[Start of Attachment]

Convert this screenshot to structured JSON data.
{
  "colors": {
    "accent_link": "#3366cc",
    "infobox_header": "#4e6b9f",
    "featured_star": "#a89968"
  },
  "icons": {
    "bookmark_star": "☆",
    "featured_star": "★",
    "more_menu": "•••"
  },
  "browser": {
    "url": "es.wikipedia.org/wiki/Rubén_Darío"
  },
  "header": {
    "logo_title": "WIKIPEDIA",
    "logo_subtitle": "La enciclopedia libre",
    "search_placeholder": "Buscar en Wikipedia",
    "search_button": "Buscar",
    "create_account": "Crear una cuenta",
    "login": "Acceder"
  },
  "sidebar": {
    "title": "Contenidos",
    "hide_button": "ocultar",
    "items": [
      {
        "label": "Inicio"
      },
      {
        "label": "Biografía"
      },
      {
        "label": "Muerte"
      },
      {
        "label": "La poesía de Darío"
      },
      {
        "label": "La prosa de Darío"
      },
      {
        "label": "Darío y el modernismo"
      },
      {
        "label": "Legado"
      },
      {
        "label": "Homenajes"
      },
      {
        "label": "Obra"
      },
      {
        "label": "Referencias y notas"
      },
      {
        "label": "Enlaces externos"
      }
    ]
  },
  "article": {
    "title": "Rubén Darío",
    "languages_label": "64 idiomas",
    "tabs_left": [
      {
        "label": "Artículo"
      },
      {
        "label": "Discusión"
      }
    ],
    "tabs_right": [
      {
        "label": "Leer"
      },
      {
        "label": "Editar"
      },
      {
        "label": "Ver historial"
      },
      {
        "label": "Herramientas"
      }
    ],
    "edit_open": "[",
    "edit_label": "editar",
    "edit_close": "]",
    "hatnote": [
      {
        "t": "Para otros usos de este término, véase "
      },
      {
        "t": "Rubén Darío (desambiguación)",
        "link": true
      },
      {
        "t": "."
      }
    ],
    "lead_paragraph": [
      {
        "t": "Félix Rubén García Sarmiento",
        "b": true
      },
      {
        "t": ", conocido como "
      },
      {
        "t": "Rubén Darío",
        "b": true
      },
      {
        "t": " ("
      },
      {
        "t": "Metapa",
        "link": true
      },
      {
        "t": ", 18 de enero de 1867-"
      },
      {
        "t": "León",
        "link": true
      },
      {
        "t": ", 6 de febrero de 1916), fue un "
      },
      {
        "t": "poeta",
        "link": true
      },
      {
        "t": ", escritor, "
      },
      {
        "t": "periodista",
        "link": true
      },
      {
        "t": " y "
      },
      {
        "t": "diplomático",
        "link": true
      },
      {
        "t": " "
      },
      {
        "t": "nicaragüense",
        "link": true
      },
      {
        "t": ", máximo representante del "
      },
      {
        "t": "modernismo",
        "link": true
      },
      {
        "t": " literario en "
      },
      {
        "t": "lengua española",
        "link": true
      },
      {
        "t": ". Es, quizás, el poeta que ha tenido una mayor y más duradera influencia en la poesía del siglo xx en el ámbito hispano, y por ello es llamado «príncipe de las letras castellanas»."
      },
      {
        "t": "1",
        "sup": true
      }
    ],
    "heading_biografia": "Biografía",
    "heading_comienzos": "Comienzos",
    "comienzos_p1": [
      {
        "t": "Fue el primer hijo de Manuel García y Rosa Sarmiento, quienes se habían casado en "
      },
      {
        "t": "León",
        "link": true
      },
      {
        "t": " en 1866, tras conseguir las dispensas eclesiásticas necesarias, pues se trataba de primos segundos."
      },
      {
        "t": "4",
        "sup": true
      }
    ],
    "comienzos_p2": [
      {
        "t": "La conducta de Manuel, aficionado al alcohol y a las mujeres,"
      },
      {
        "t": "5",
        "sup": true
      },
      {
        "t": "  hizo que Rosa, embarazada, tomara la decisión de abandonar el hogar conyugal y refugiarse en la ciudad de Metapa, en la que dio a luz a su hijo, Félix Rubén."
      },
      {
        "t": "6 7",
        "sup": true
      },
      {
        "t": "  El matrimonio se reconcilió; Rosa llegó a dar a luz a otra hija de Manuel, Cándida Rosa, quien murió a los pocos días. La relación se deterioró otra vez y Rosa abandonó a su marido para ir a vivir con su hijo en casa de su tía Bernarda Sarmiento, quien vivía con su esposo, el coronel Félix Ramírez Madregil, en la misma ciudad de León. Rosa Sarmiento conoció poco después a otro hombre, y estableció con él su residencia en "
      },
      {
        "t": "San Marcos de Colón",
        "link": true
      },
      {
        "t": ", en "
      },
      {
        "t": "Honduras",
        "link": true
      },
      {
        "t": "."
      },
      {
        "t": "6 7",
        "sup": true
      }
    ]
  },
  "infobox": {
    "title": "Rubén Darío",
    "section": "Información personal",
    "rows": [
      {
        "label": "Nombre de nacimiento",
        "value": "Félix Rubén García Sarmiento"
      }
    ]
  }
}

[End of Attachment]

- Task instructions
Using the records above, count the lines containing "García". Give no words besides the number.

- Answer for the task
3